Communicators rarely take time away from deadlines to reflect on their work and careers.
That’s a recipe for burnout, says Mark Hendrickson, director of strategic communications at Moffitt Cancer Center. Here’s his advice for a happier, healthier career:
1. Dare to detox. “Being connected 24/7 causes burnout and no one is immune,” says Mark Hendrickson, director of strategic communications at Moffitt Cancer Center. “My advice is to unplug from the ‘electronic monsters’ we rely on as communicators.”
Disconnecting helps you stay healthy in body and mind, he says. “The quiet solitude will also provide you with your best ideas and help you make sense of the craziness at work.”
His personal escape is running, which he does daily—at 11 p.m. “The discipline to lace up the shoes that late has helped me become more disciplined at work,” says Hendrickson.
He’s also incredibly disciplined when it comes to his nightly digital detox.
“I charge my phone upstairs when I get home so I’m not constantly looking to see who has emailed, texted or posted,” Hendrickson says. “I also set a do-not-disturb from 10 p.m. to 7 a.m., and I go old school with my iPod classic when I hit the pavement running.”
2. Look for stories everywhere. Storytelling can be a communicator’s most valuable skill. Yet many don’t hone it because it can be intimidating.
The solution is to look within your organization and find “small stories” worth telling.
“Throw everything into the mix—no matter how crazy it sounds,” Hendrickson says. “Focus on little details that interest you and you’ll find one that’s surprising. Start there. Don’t try to start with the big, sweeping stories—those can come later. “
His team, for example, recently brainstormed story ideas for the center’s biannual magazine. The topic of employees volunteering their time arose as a possible topic.

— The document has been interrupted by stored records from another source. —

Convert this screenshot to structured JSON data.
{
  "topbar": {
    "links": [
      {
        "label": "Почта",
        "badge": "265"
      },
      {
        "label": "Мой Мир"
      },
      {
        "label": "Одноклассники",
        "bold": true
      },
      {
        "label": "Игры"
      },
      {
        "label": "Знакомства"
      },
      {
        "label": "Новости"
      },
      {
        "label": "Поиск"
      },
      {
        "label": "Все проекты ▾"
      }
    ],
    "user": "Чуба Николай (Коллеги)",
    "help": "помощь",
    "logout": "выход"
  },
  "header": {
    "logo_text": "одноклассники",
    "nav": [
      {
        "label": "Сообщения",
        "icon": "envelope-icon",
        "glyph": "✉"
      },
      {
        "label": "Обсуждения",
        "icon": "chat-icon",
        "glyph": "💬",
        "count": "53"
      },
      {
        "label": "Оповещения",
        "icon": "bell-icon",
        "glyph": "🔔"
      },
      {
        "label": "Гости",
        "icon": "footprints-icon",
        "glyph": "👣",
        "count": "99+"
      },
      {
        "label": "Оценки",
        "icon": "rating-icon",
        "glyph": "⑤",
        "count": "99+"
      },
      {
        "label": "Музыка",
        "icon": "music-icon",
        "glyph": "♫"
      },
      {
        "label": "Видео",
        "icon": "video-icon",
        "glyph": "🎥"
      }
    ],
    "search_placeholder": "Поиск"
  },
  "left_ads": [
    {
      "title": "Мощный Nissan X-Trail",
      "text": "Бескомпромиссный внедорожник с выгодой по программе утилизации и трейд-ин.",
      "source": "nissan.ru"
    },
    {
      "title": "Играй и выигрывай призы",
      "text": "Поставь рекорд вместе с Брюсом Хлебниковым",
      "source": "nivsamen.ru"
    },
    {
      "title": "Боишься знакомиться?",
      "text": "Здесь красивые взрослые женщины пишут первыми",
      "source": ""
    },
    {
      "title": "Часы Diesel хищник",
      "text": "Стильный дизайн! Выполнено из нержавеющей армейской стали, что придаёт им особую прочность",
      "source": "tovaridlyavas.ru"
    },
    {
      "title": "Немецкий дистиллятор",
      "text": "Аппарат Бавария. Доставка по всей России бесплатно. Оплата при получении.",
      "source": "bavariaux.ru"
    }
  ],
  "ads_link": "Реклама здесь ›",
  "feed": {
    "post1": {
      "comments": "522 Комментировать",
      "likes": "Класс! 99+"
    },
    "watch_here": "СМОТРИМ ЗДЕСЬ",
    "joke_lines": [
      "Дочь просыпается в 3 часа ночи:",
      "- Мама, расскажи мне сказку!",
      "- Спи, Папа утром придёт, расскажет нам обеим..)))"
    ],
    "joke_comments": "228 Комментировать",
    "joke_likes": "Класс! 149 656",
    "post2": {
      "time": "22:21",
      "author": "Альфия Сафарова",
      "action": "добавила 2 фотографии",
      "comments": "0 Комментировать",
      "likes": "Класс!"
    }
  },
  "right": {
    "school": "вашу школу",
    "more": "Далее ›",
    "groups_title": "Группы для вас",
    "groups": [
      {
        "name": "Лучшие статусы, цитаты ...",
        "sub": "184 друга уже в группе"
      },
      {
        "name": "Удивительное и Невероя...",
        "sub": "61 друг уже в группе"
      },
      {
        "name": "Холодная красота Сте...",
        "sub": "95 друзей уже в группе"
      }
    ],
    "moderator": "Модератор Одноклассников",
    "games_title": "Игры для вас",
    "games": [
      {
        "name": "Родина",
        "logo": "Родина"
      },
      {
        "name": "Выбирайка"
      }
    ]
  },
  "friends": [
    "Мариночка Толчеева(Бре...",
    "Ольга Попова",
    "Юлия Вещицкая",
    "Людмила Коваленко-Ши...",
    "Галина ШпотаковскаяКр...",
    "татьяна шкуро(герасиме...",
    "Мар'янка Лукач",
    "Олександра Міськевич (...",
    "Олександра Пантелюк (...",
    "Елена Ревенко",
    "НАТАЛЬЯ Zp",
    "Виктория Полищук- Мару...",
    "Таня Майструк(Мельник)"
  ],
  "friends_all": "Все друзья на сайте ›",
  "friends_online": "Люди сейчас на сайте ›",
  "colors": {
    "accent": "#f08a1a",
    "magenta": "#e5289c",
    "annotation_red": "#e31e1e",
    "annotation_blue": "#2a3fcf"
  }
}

“We threw out names and came across one of our researchers who makes annual trips to Ghana,” Hendrickson says. “That was the surprising detail. When we brainstormed the idea with him, he invited our writer to participate on his next trip. She’s now going to Ghana with him, writing a feature about it, filing daily briefs and gathering video. We’ll be able to use this for our magazine, as well as for social media and other features on our brand journalism site.”
3. Don’t fear “the audit.” Unlike a tax audit, a communication audit isn’t something to dread. A deep analysis of your content doesn’t spotlight shortcomings. Rather, it helps you revise, re-invigorate and relaunch your messaging.
“Audits provide data to support changes you want to make,” says Hendrickson, who recently completed one with the help of Ragan Consulting Group. “Leadership loves data and is more likely to support your changes if it’s in black and white.”
For example, he gave the daily communications email an overhaul as a result of the audit.
“Turns out that 75% of our staff were only reading some of it,” Hendrickson says. “So we’re now including only five need-to-know items and pushing the rest to a landing page.”
Communication audits are time-consuming, however. “Allow three solid months from development of questions to presentation of data and recommendations,” he says.
“Don’t try to administer an audit on your own,” he adds. “Having a third party helps, in that they have no biases and can provide the right resources and data to support change.”
Brian Pittman is a Ragan Communications consultant and event producer. Jim Ylisela, co-founder of Ragan Consulting Group, will reveal more audit insights in Ragan Training’s Oct. 4 webinar, “5 Steps to a Winning Communications Audit” with guests Guillermo Fuentes (Southern New Hampshire University) and Mark Hendrickson (Moffitt Cancer Center).